'via Blog this'
I'm not a fan of military affairs journalist Thomas Ricks. I read his book, Fiasco, about the early conduct of the Iraq war back in 2006, and found most of his conclusions to be grossly simplistic. He glossed over enough important details and leaped to so many shaky judgments that I never felt tempted to pick up any of his follow on books about the war, as it continued to play out. It certainly didn't help that during conflict's closing phase he went and made a number of public predictions that turned out erroneous, to put it it mildly. He claimed in 2008 that the largest battles of the war had yet to be fought, and that the conflict would only grow larger. All that said, his Atlantic article in the above link does a worthwhile job of looking at the inability of senior commanders during the conflict's early years to understand the nature of the enemy they were facing, and at the disappointing failure of the Pentagon and White House to relieve them as Iraq spiraled down into chaos. However, that latter failing requires some historical context, which Ricks fails to provide.
In the article he contrasts the lack of generals fired during the Iraq war to the readiness of the general staffs of the World War II Era-Army to quickly sack commanders who failed to perform under the stress of combat. Part of Ricks' missing context is fairly obvious, even at first glance. None of the officers fired during World War II were theater commanders, like the ones he criticizes in the Iraq conflict. Instead they were all unit commanders. There is a big difference between kicking out a general in charge of how a war is waged, versus a field grade or lower flag rank officer who failed to make himself or his unit perform while under fire.
The other missing bit is that the officer corps going into combat in World War II was an enormously different beast than the one in Iraq. In 1943 the US Army had gone from a pre-war force of around 190,000 with 14,000 professional officers to having 8.3 million men under arms. That exponential growth had seen the officer corps diluted down again and then again and yet again as tens of thousands of green volunteers joined its ranks.
In that chaotic environment, there was no way to know who would perform and who would fail. Officers who had never commanded small units in battle suddenly found themselves in charge of thousands or tens of thousands of combat arms soldiers in the middle of history's largest war. The result was an intense shake down period for the Army and other services, in which the service branches had little choice about promoting masses of untested officers into positions that held the power of life and death, and then firing those who couldn't cope while promoting those who looked promising. The commanders in Iraq, conversely, had all come up through a long chain of previous commands, staff assignments, and schools, and for the most part they had excelled during their earlier careers. Their failures were often a lack of perception or insight, rather than outright operational incompetency or even cowardice under fire.

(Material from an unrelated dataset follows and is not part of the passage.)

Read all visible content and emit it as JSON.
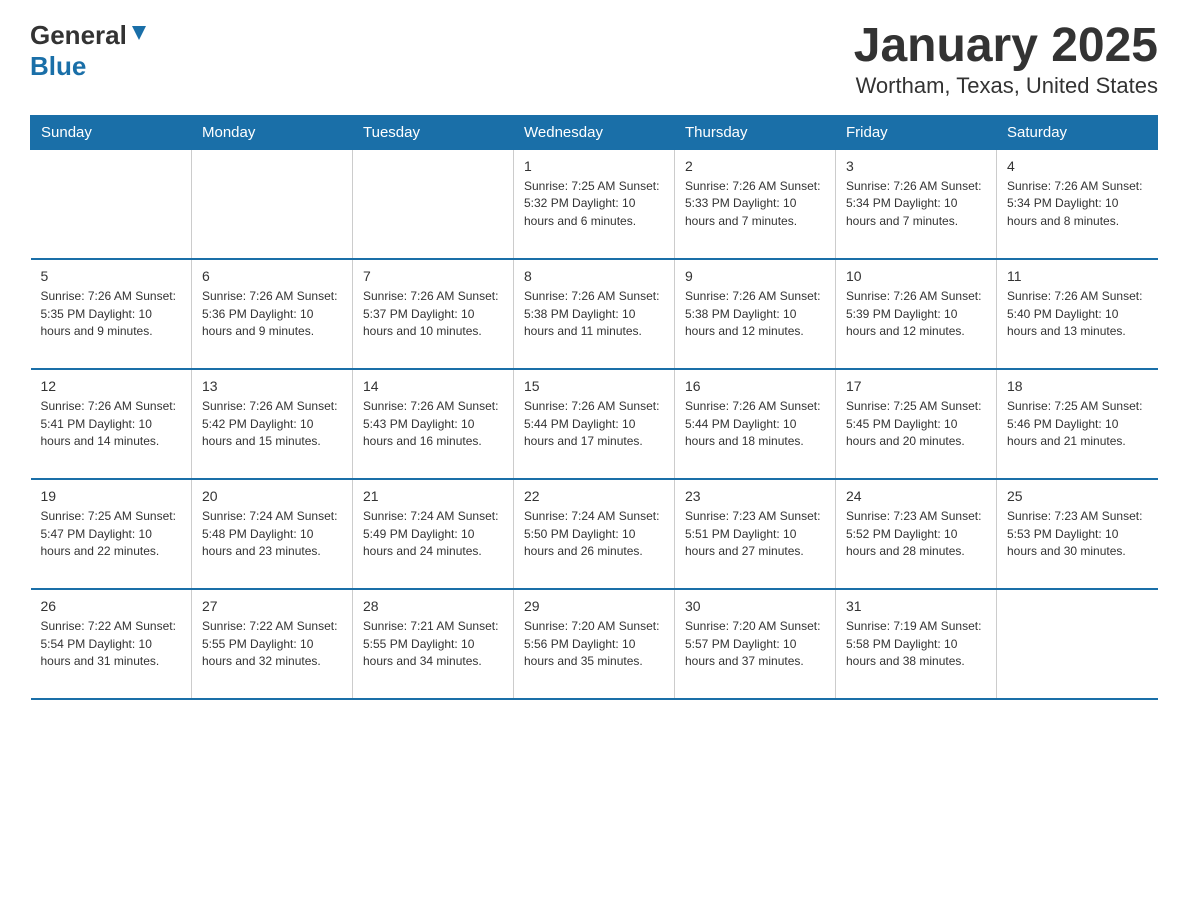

Despite that missing context, Ricks does bring up an interesting tangential point in the article that's worth thinking about. An ugly point that I've heard others touch on, but never express as clearly as he did. Namely that the tactical proficiency of the enlisted soldiers, NCOs, and company grade officers made it possible for generals who failed to understand the conflict to hold onto their commands as the war spun out of control. Even while the insurgency spread and number of attacks increased, Army and Marine units continued to win nearly every fight on the ground. There were no large-scale massacres of US soldiers or overrun American platoons. No large firebases or camps were lost, and no groups of stunned POWs were paraded before cameras by insurgents -- any of which might have brought about an immediate change in theater leadership. Without tangible significant losses, the failures of vision took longer to recognize as friendly casualties came in at a rate of one or two or three a day.
In other words, tactical excellence on the part of soldiers and marines in the field helped blind
politicians and officers in Washington to a subtler but persistent set
of strategic failings. So it's not surprising that it wasn't until nearly four years into the conflict that a theater commander was finally put in place with a mandate to change the very means used to fight the war.
PS The next States and Nations article will be up on Sunday